§ **Data supplied**
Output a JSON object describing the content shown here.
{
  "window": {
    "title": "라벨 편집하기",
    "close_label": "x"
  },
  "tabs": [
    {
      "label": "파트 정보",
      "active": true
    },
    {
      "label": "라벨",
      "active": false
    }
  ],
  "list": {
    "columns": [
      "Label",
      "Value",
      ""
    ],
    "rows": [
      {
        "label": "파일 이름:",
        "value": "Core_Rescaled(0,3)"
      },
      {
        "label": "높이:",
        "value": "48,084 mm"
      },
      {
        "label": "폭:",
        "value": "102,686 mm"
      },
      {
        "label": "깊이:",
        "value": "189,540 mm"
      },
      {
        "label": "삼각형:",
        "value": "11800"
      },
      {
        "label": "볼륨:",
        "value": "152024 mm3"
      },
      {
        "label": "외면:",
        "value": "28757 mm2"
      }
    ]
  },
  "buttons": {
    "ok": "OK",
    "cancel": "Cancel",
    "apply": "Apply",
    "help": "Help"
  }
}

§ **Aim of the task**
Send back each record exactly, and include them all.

§ **Reply**
Output a JSON object describing the content shown here.
{
  "window": {
    "title": "라벨 편집하기",
    "close_label": "x"
  },
  "tabs": [
    {
      "label": "파트 정보",
      "active": true
    },
    {
      "label": "라벨",
      "active": false
    }
  ],
  "list": {
    "columns": [
      "Label",
      "Value",
      ""
    ],
    "rows": [
      {
        "label": "파일 이름:",
        "value": "Core_Rescaled(0,3)"
      },
      {
        "label": "높이:",
        "value": "48,084 mm"
      },
      {
        "label": "폭:",
        "value": "102,686 mm"
      },
      {
        "label": "깊이:",
        "value": "189,540 mm"
      },
      {
        "label": "삼각형:",
        "value": "11800"
      },
      {
        "label": "볼륨:",
        "value": "152024 mm3"
      },
      {
        "label": "외면:",
        "value": "28757 mm2"
      }
    ]
  },
  "buttons": {
    "ok": "OK",
    "cancel": "Cancel",
    "apply": "Apply",
    "help": "Help"
  }
}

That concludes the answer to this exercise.